**DATA FOR THIS TASK**
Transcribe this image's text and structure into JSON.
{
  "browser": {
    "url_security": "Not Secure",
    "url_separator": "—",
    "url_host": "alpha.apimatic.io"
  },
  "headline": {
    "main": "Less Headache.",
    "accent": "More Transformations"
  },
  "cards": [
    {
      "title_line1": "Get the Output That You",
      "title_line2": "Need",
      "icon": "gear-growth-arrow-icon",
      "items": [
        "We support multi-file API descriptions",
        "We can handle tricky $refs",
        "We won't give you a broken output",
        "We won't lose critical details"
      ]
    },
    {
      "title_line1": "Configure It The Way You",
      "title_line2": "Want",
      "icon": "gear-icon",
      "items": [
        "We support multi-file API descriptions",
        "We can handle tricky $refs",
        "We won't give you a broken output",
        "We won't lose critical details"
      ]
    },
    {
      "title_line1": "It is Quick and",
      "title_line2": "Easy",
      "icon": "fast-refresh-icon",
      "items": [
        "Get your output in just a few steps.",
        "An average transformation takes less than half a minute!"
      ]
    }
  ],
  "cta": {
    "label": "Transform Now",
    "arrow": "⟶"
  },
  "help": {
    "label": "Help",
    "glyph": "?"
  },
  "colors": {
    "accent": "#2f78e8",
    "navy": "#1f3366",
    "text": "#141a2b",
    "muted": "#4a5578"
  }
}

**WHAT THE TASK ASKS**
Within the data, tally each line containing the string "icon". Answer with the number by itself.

**ANSWER BOX**
3